— Exercise —
Look through the data below and, wherever a line carries the word "views", please copy that line.

___

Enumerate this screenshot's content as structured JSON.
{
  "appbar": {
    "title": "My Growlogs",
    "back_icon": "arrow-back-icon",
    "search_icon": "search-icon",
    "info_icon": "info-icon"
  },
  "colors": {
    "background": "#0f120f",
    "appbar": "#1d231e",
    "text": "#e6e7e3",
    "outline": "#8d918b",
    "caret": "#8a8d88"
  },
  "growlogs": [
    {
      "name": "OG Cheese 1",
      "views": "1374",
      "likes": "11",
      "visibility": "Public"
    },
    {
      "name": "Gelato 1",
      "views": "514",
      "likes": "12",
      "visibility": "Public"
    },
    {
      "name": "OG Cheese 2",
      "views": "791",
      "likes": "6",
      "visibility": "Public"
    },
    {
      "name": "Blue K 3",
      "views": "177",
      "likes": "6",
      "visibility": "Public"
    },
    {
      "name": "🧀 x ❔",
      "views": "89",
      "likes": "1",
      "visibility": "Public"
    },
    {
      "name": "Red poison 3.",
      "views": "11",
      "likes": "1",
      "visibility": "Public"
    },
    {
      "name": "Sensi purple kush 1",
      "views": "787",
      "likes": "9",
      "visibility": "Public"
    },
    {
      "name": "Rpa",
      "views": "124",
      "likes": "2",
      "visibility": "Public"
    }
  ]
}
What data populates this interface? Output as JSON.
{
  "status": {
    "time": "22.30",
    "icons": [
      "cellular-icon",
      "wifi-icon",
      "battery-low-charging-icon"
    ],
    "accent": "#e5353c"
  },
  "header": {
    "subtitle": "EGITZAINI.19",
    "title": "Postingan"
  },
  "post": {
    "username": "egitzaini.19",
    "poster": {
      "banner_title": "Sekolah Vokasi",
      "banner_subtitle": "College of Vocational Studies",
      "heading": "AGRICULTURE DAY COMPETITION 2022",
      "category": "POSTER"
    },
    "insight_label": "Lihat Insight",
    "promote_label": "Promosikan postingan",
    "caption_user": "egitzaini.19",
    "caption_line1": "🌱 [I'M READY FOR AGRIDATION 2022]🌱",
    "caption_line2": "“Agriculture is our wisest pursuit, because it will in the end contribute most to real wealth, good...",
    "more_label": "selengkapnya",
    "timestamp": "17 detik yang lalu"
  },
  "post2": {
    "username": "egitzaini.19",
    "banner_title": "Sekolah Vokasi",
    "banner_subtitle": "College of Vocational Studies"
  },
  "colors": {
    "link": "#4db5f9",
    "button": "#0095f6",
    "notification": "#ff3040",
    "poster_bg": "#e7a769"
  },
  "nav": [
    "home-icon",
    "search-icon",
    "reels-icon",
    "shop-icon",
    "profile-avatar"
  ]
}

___

— Solution to this problem —
      "views": "1374",
      "views": "514",
      "views": "791",
      "views": "177",
      "views": "89",
      "views": "11",
      "views": "787",
      "views": "124",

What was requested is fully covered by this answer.